WORK ITEM
Reproduce the entries exactly and omit the pictures.

DATA FOR THIS EXERCISE
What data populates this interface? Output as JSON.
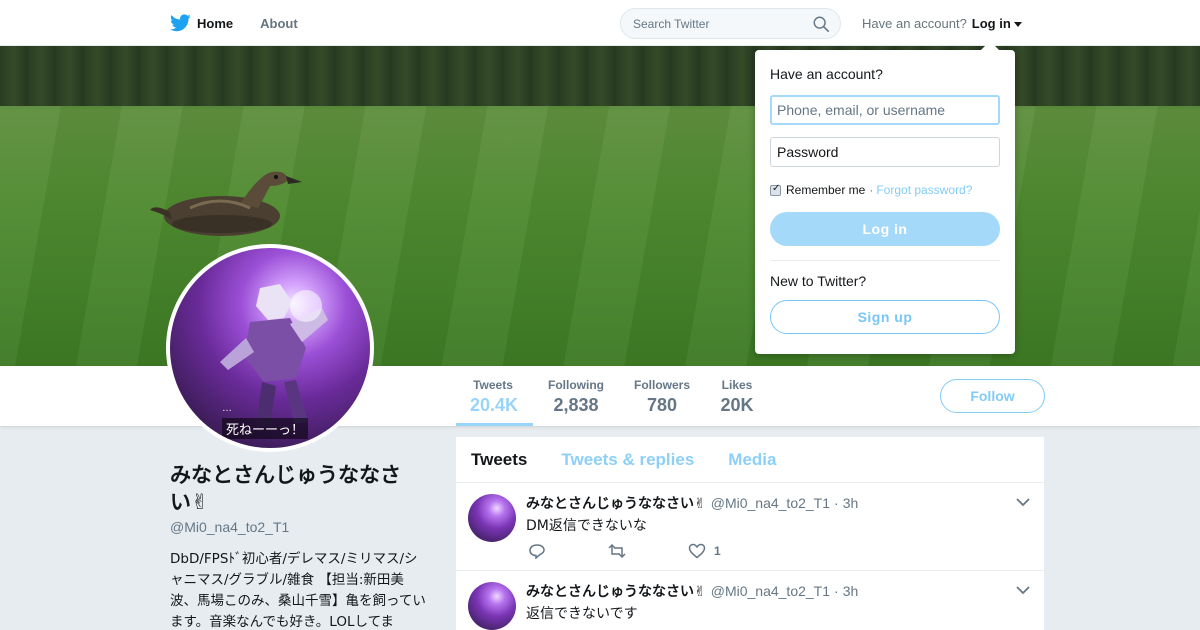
{
  "nav": {
    "home_label": "Home",
    "about_label": "About",
    "search_placeholder": "Search Twitter",
    "account_prompt": "Have an account?",
    "login_label": "Log in"
  },
  "profile": {
    "name": "みなとさんじゅうななさい✌",
    "handle": "@Mi0_na4_to2_T1",
    "bio": "DbD/FPSﾄﾞ初心者/デレマス/ミリマス/シャニマス/グラブル/雑食 【担当:新田美波、馬場このみ、桑山千雪】亀を飼っています。音楽なんでも好き。LOLしてま",
    "avatar_caption": "死ねーーっ！",
    "avatar_caption_mark": "…"
  },
  "stats": [
    {
      "label": "Tweets",
      "value": "20.4K"
    },
    {
      "label": "Following",
      "value": "2,838"
    },
    {
      "label": "Followers",
      "value": "780"
    },
    {
      "label": "Likes",
      "value": "20K"
    }
  ],
  "follow_label": "Follow",
  "tabs": [
    "Tweets",
    "Tweets & replies",
    "Media"
  ],
  "tweets": [
    {
      "name": "みなとさんじゅうななさい✌",
      "handle": "@Mi0_na4_to2_T1",
      "time": "3h",
      "text": "DM返信できないな",
      "likes": "1"
    },
    {
      "name": "みなとさんじゅうななさい✌",
      "handle": "@Mi0_na4_to2_T1",
      "time": "3h",
      "text": "返信できないです",
      "likes": ""
    }
  ],
  "login_dropdown": {
    "title": "Have an account?",
    "username_placeholder": "Phone, email, or username",
    "password_placeholder": "Password",
    "remember_label": "Remember me",
    "forgot_label": "Forgot password?",
    "login_button": "Log in",
    "new_prompt": "New to Twitter?",
    "signup_button": "Sign up"
  },
  "colors": {
    "accent": "#1da1f2",
    "background": "#e6ecf0",
    "text": "#14171a",
    "muted": "#657786"
  }
}
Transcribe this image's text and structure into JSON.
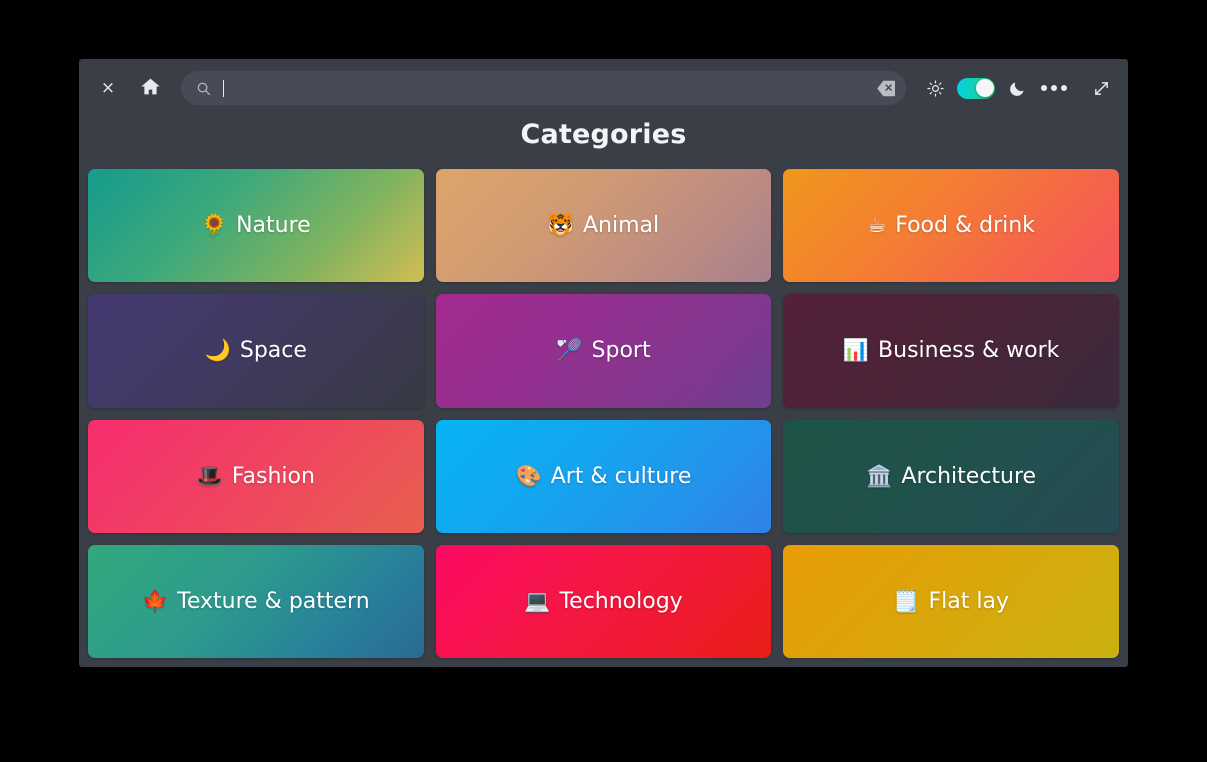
{
  "window": {
    "background": "#3a3e47",
    "page_background": "#000000"
  },
  "toolbar": {
    "close_label": "×",
    "close_name": "close-icon",
    "home_name": "home-icon",
    "search": {
      "value": "",
      "placeholder": "",
      "icon": "search-icon",
      "clear_icon": "backspace-clear-icon"
    },
    "brightness_icon": "sun-icon",
    "theme_toggle": {
      "state": "on",
      "gradient_from": "#00d3e6",
      "gradient_to": "#2ecc71",
      "knob_color": "#f5f6f8"
    },
    "dark_icon": "moon-icon",
    "more_icon": "three-dots-menu-icon",
    "expand_icon": "expand-fullscreen-icon"
  },
  "header": {
    "title": "Categories"
  },
  "categories": [
    {
      "label": "Nature",
      "emoji": "🌻",
      "emoji_name": "sunflower-emoji",
      "gradient": "linear-gradient(135deg, #169b8c 0%, #3aa87d 35%, #7fb35f 70%, #d3bd54 100%)"
    },
    {
      "label": "Animal",
      "emoji": "🐯",
      "emoji_name": "tiger-face-emoji",
      "gradient": "linear-gradient(135deg, #dda56a 0%, #cf9a74 40%, #bb8b83 75%, #a8808c 100%)"
    },
    {
      "label": "Food & drink",
      "emoji": "☕",
      "emoji_name": "hot-beverage-emoji",
      "gradient": "linear-gradient(135deg, #f0971b 0%, #f47b35 45%, #f5634b 75%, #f4565c 100%)"
    },
    {
      "label": "Space",
      "emoji": "🌙",
      "emoji_name": "crescent-moon-emoji",
      "gradient": "linear-gradient(135deg, #443a72 0%, #413a63 40%, #3c3a50 75%, #373a44 100%)"
    },
    {
      "label": "Sport",
      "emoji": "🏸",
      "emoji_name": "badminton-emoji",
      "gradient": "linear-gradient(135deg, #a32a8f 0%, #93308f 40%, #80388e 75%, #6e3f8e 100%)"
    },
    {
      "label": "Business & work",
      "emoji": "📊",
      "emoji_name": "bar-chart-emoji",
      "gradient": "linear-gradient(135deg, #55203b 0%, #4d2338 40%, #43273a 75%, #39293c 100%)"
    },
    {
      "label": "Fashion",
      "emoji": "🎩",
      "emoji_name": "top-hat-emoji",
      "gradient": "linear-gradient(135deg, #f62d6e 0%, #f13f63 40%, #ec5257 75%, #e75f4f 100%)"
    },
    {
      "label": "Art & culture",
      "emoji": "🎨",
      "emoji_name": "artist-palette-emoji",
      "gradient": "linear-gradient(135deg, #06b4f2 0%, #14a5ef 40%, #2592eb 75%, #3081e6 100%)"
    },
    {
      "label": "Architecture",
      "emoji": "🏛️",
      "emoji_name": "classical-building-emoji",
      "gradient": "linear-gradient(135deg, #1d5346 0%, #20524c 40%, #234e50 75%, #264a52 100%)"
    },
    {
      "label": "Texture & pattern",
      "emoji": "🍁",
      "emoji_name": "maple-leaf-emoji",
      "gradient": "linear-gradient(135deg, #33a87d 0%, #2d9c8c 40%, #28809a 75%, #2a6a93 100%)"
    },
    {
      "label": "Technology",
      "emoji": "💻",
      "emoji_name": "laptop-emoji",
      "gradient": "linear-gradient(135deg, #fb0a63 0%, #f61647 40%, #ef1a2c 75%, #e71e16 100%)"
    },
    {
      "label": "Flat lay",
      "emoji": "🗒️",
      "emoji_name": "tabbed-notebook-emoji",
      "gradient": "linear-gradient(135deg, #e79c06 0%, #dda40a 40%, #d2ac0d 75%, #c8b211 100%)"
    }
  ]
}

YOUR RESPONSE
What data populates this interface? Output as JSON.
{
  "nav": {
    "home_label": "Home",
    "about_label": "About",
    "search_placeholder": "Search Twitter",
    "account_prompt": "Have an account?",
    "login_label": "Log in"
  },
  "profile": {
    "name": "みなとさんじゅうななさい✌",
    "handle": "@Mi0_na4_to2_T1",
    "bio": "DbD/FPSﾄﾞ初心者/デレマス/ミリマス/シャニマス/グラブル/雑食 【担当:新田美波、馬場このみ、桑山千雪】亀を飼っています。音楽なんでも好き。LOLしてま",
    "avatar_caption": "死ねーーっ！",
    "avatar_caption_mark": "…"
  },
  "stats": [
    {
      "label": "Tweets",
      "value": "20.4K"
    },
    {
      "label": "Following",
      "value": "2,838"
    },
    {
      "label": "Followers",
      "value": "780"
    },
    {
      "label": "Likes",
      "value": "20K"
    }
  ],
  "follow_label": "Follow",
  "tabs": [
    "Tweets",
    "Tweets & replies",
    "Media"
  ],
  "tweets": [
    {
      "name": "みなとさんじゅうななさい✌",
      "handle": "@Mi0_na4_to2_T1",
      "time": "3h",
      "text": "DM返信できないな",
      "likes": "1"
    },
    {
      "name": "みなとさんじゅうななさい✌",
      "handle": "@Mi0_na4_to2_T1",
      "time": "3h",
      "text": "返信できないです",
      "likes": ""
    }
  ],
  "login_dropdown": {
    "title": "Have an account?",
    "username_placeholder": "Phone, email, or username",
    "password_placeholder": "Password",
    "remember_label": "Remember me",
    "forgot_label": "Forgot password?",
    "login_button": "Log in",
    "new_prompt": "New to Twitter?",
    "signup_button": "Sign up"
  },
  "colors": {
    "accent": "#1da1f2",
    "background": "#e6ecf0",
    "text": "#14171a",
    "muted": "#657786"
  }
}
Transcribe this image's text and structure into JSON.
{
  "window": {
    "background": "#3a3e47",
    "page_background": "#000000"
  },
  "toolbar": {
    "close_label": "×",
    "close_name": "close-icon",
    "home_name": "home-icon",
    "search": {
      "value": "",
      "placeholder": "",
      "icon": "search-icon",
      "clear_icon": "backspace-clear-icon"
    },
    "brightness_icon": "sun-icon",
    "theme_toggle": {
      "state": "on",
      "gradient_from": "#00d3e6",
      "gradient_to": "#2ecc71",
      "knob_color": "#f5f6f8"
    },
    "dark_icon": "moon-icon",
    "more_icon": "three-dots-menu-icon",
    "expand_icon": "expand-fullscreen-icon"
  },
  "header": {
    "title": "Categories"
  },
  "categories": [
    {
      "label": "Nature",
      "emoji": "🌻",
      "emoji_name": "sunflower-emoji",
      "gradient": "linear-gradient(135deg, #169b8c 0%, #3aa87d 35%, #7fb35f 70%, #d3bd54 100%)"
    },
    {
      "label": "Animal",
      "emoji": "🐯",
      "emoji_name": "tiger-face-emoji",
      "gradient": "linear-gradient(135deg, #dda56a 0%, #cf9a74 40%, #bb8b83 75%, #a8808c 100%)"
    },
    {
      "label": "Food & drink",
      "emoji": "☕",
      "emoji_name": "hot-beverage-emoji",
      "gradient": "linear-gradient(135deg, #f0971b 0%, #f47b35 45%, #f5634b 75%, #f4565c 100%)"
    },
    {
      "label": "Space",
      "emoji": "🌙",
      "emoji_name": "crescent-moon-emoji",
      "gradient": "linear-gradient(135deg, #443a72 0%, #413a63 40%, #3c3a50 75%, #373a44 100%)"
    },
    {
      "label": "Sport",
      "emoji": "🏸",
      "emoji_name": "badminton-emoji",
      "gradient": "linear-gradient(135deg, #a32a8f 0%, #93308f 40%, #80388e 75%, #6e3f8e 100%)"
    },
    {
      "label": "Business & work",
      "emoji": "📊",
      "emoji_name": "bar-chart-emoji",
      "gradient": "linear-gradient(135deg, #55203b 0%, #4d2338 40%, #43273a 75%, #39293c 100%)"
    },
    {
      "label": "Fashion",
      "emoji": "🎩",
      "emoji_name": "top-hat-emoji",
      "gradient": "linear-gradient(135deg, #f62d6e 0%, #f13f63 40%, #ec5257 75%, #e75f4f 100%)"
    },
    {
      "label": "Art & culture",
      "emoji": "🎨",
      "emoji_name": "artist-palette-emoji",
      "gradient": "linear-gradient(135deg, #06b4f2 0%, #14a5ef 40%, #2592eb 75%, #3081e6 100%)"
    },
    {
      "label": "Architecture",
      "emoji": "🏛️",
      "emoji_name": "classical-building-emoji",
      "gradient": "linear-gradient(135deg, #1d5346 0%, #20524c 40%, #234e50 75%, #264a52 100%)"
    },
    {
      "label": "Texture & pattern",
      "emoji": "🍁",
      "emoji_name": "maple-leaf-emoji",
      "gradient": "linear-gradient(135deg, #33a87d 0%, #2d9c8c 40%, #28809a 75%, #2a6a93 100%)"
    },
    {
      "label": "Technology",
      "emoji": "💻",
      "emoji_name": "laptop-emoji",
      "gradient": "linear-gradient(135deg, #fb0a63 0%, #f61647 40%, #ef1a2c 75%, #e71e16 100%)"
    },
    {
      "label": "Flat lay",
      "emoji": "🗒️",
      "emoji_name": "tabbed-notebook-emoji",
      "gradient": "linear-gradient(135deg, #e79c06 0%, #dda40a 40%, #d2ac0d 75%, #c8b211 100%)"
    }
  ]
}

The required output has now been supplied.